**What is required:**
Write out the full set of records exactly. Any pictures in them do not belong in the copy.

**Supplied material:**

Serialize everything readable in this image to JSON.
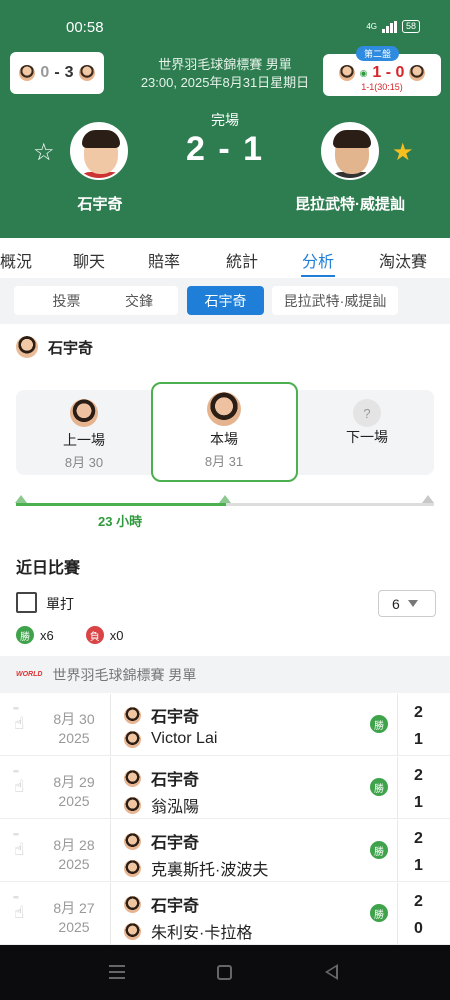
{
  "status_bar": {
    "time": "00:58",
    "network": "4G",
    "battery": "58"
  },
  "header": {
    "tournament": "世界羽毛球錦標賽 男單",
    "datetime": "23:00, 2025年8月31日星期日",
    "status": "完場",
    "score": "2 - 1",
    "left_card": {
      "score_a": "0",
      "dash": "-",
      "score_b": "3"
    },
    "right_card": {
      "set_label": "第二盤",
      "score": "1 - 0",
      "sub": "1-1(30:15)"
    },
    "player_left": "石宇奇",
    "player_right": "昆拉武特·威提訕",
    "accent": "#2e7d50"
  },
  "tabs": [
    "概況",
    "聊天",
    "賠率",
    "統計",
    "分析",
    "淘汰賽"
  ],
  "active_tab": "分析",
  "subtabs": [
    "投票",
    "交鋒",
    "石宇奇",
    "昆拉武特·威提訕"
  ],
  "active_subtab": "石宇奇",
  "player_section": {
    "name": "石宇奇",
    "timeline": [
      {
        "label": "上一場",
        "date": "8月 30"
      },
      {
        "label": "本場",
        "date": "8月 31"
      },
      {
        "label": "下一場",
        "date": ""
      }
    ],
    "gap": "23 小時"
  },
  "recent": {
    "title": "近日比賽",
    "filter_label": "單打",
    "count_select": "6",
    "wins_badge": "勝",
    "wins": "x6",
    "losses_badge": "負",
    "losses": "x0",
    "league": "世界羽毛球錦標賽 男單",
    "league_logo": "WORLD",
    "matches": [
      {
        "date": "8月 30",
        "year": "2025",
        "p1": "石宇奇",
        "p2": "Victor Lai",
        "result": "勝",
        "s1": "2",
        "s2": "1"
      },
      {
        "date": "8月 29",
        "year": "2025",
        "p1": "石宇奇",
        "p2": "翁泓陽",
        "result": "勝",
        "s1": "2",
        "s2": "1"
      },
      {
        "date": "8月 28",
        "year": "2025",
        "p1": "石宇奇",
        "p2": "克裏斯托·波波夫",
        "result": "勝",
        "s1": "2",
        "s2": "1"
      },
      {
        "date": "8月 27",
        "year": "2025",
        "p1": "石宇奇",
        "p2": "朱利安·卡拉格",
        "result": "勝",
        "s1": "2",
        "s2": "0"
      }
    ]
  }
}
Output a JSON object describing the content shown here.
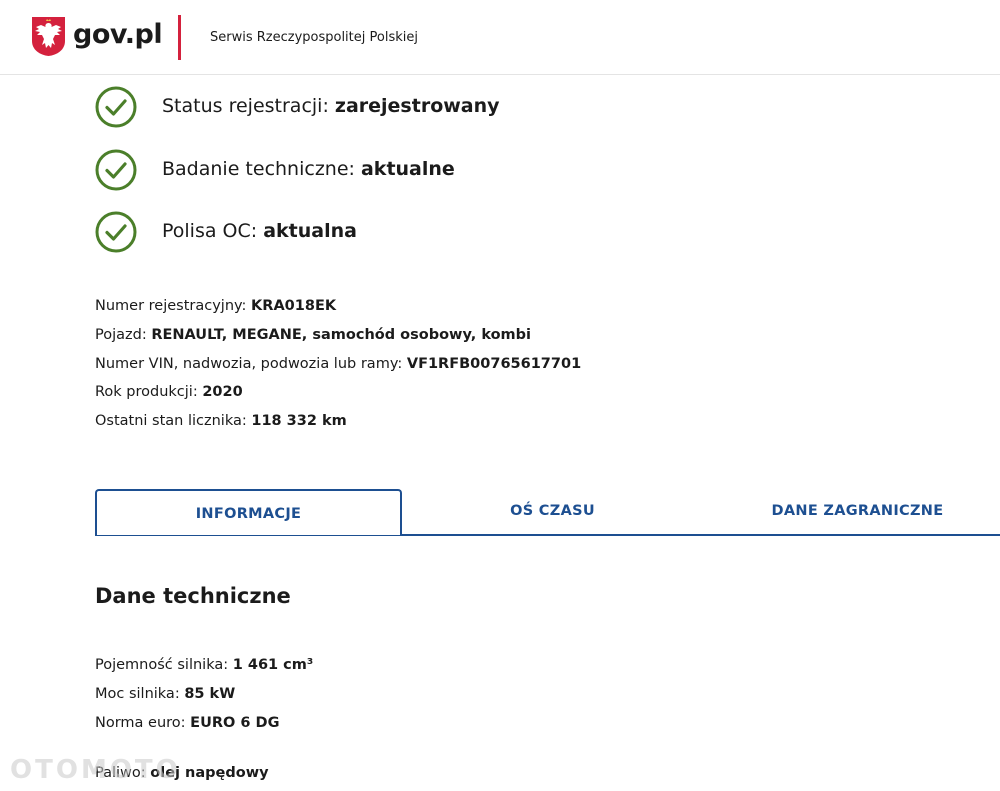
{
  "header": {
    "logo_text": "gov.pl",
    "service_name": "Serwis Rzeczypospolitej Polskiej",
    "accent_color": "#d4213d"
  },
  "statuses": [
    {
      "label": "Status rejestracji: ",
      "value": "zarejestrowany",
      "icon": "check-circle-icon"
    },
    {
      "label": "Badanie techniczne: ",
      "value": "aktualne",
      "icon": "check-circle-icon"
    },
    {
      "label": "Polisa OC: ",
      "value": "aktualna",
      "icon": "check-circle-icon"
    }
  ],
  "vehicle": {
    "reg_label": "Numer rejestracyjny: ",
    "reg_value": "KRA018EK",
    "vehicle_label": "Pojazd: ",
    "vehicle_value": "RENAULT, MEGANE, samochód osobowy, kombi",
    "vin_label": "Numer VIN, nadwozia, podwozia lub ramy: ",
    "vin_value": "VF1RFB00765617701",
    "year_label": "Rok produkcji: ",
    "year_value": "2020",
    "odometer_label": "Ostatni stan licznika: ",
    "odometer_value": "118 332 km"
  },
  "tabs": [
    {
      "label": "INFORMACJE",
      "active": true
    },
    {
      "label": "OŚ CZASU",
      "active": false
    },
    {
      "label": "DANE ZAGRANICZNE",
      "active": false
    }
  ],
  "technical": {
    "title": "Dane techniczne",
    "engine_label": "Pojemność silnika: ",
    "engine_value": "1 461 cm³",
    "power_label": "Moc silnika: ",
    "power_value": "85 kW",
    "euro_label": "Norma euro: ",
    "euro_value": "EURO 6 DG",
    "fuel_label": "Paliwo: ",
    "fuel_value": "olej napędowy"
  },
  "colors": {
    "check_green": "#4b7f2a",
    "tab_blue": "#1d4f91"
  },
  "watermark": "OTOMOTO"
}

**Exercise output:**
Serialize everything readable in this image to JSON.
{
  "status_bar": {
    "time": "00:58",
    "network": "4G",
    "battery": "58"
  },
  "header": {
    "tournament": "世界羽毛球錦標賽 男單",
    "datetime": "23:00, 2025年8月31日星期日",
    "status": "完場",
    "score": "2 - 1",
    "left_card": {
      "score_a": "0",
      "dash": "-",
      "score_b": "3"
    },
    "right_card": {
      "set_label": "第二盤",
      "score": "1 - 0",
      "sub": "1-1(30:15)"
    },
    "player_left": "石宇奇",
    "player_right": "昆拉武特·威提訕",
    "accent": "#2e7d50"
  },
  "tabs": [
    "概況",
    "聊天",
    "賠率",
    "統計",
    "分析",
    "淘汰賽"
  ],
  "active_tab": "分析",
  "subtabs": [
    "投票",
    "交鋒",
    "石宇奇",
    "昆拉武特·威提訕"
  ],
  "active_subtab": "石宇奇",
  "player_section": {
    "name": "石宇奇",
    "timeline": [
      {
        "label": "上一場",
        "date": "8月 30"
      },
      {
        "label": "本場",
        "date": "8月 31"
      },
      {
        "label": "下一場",
        "date": ""
      }
    ],
    "gap": "23 小時"
  },
  "recent": {
    "title": "近日比賽",
    "filter_label": "單打",
    "count_select": "6",
    "wins_badge": "勝",
    "wins": "x6",
    "losses_badge": "負",
    "losses": "x0",
    "league": "世界羽毛球錦標賽 男單",
    "league_logo": "WORLD",
    "matches": [
      {
        "date": "8月 30",
        "year": "2025",
        "p1": "石宇奇",
        "p2": "Victor Lai",
        "result": "勝",
        "s1": "2",
        "s2": "1"
      },
      {
        "date": "8月 29",
        "year": "2025",
        "p1": "石宇奇",
        "p2": "翁泓陽",
        "result": "勝",
        "s1": "2",
        "s2": "1"
      },
      {
        "date": "8月 28",
        "year": "2025",
        "p1": "石宇奇",
        "p2": "克裏斯托·波波夫",
        "result": "勝",
        "s1": "2",
        "s2": "1"
      },
      {
        "date": "8月 27",
        "year": "2025",
        "p1": "石宇奇",
        "p2": "朱利安·卡拉格",
        "result": "勝",
        "s1": "2",
        "s2": "0"
      }
    ]
  }
}
Output a JSON object describing the content shown here.
{
  "header": {
    "logo_text": "gov.pl",
    "service_name": "Serwis Rzeczypospolitej Polskiej",
    "accent_color": "#d4213d"
  },
  "statuses": [
    {
      "label": "Status rejestracji: ",
      "value": "zarejestrowany",
      "icon": "check-circle-icon"
    },
    {
      "label": "Badanie techniczne: ",
      "value": "aktualne",
      "icon": "check-circle-icon"
    },
    {
      "label": "Polisa OC: ",
      "value": "aktualna",
      "icon": "check-circle-icon"
    }
  ],
  "vehicle": {
    "reg_label": "Numer rejestracyjny: ",
    "reg_value": "KRA018EK",
    "vehicle_label": "Pojazd: ",
    "vehicle_value": "RENAULT, MEGANE, samochód osobowy, kombi",
    "vin_label": "Numer VIN, nadwozia, podwozia lub ramy: ",
    "vin_value": "VF1RFB00765617701",
    "year_label": "Rok produkcji: ",
    "year_value": "2020",
    "odometer_label": "Ostatni stan licznika: ",
    "odometer_value": "118 332 km"
  },
  "tabs": [
    {
      "label": "INFORMACJE",
      "active": true
    },
    {
      "label": "OŚ CZASU",
      "active": false
    },
    {
      "label": "DANE ZAGRANICZNE",
      "active": false
    }
  ],
  "technical": {
    "title": "Dane techniczne",
    "engine_label": "Pojemność silnika: ",
    "engine_value": "1 461 cm³",
    "power_label": "Moc silnika: ",
    "power_value": "85 kW",
    "euro_label": "Norma euro: ",
    "euro_value": "EURO 6 DG",
    "fuel_label": "Paliwo: ",
    "fuel_value": "olej napędowy"
  },
  "colors": {
    "check_green": "#4b7f2a",
    "tab_blue": "#1d4f91"
  },
  "watermark": "OTOMOTO"
}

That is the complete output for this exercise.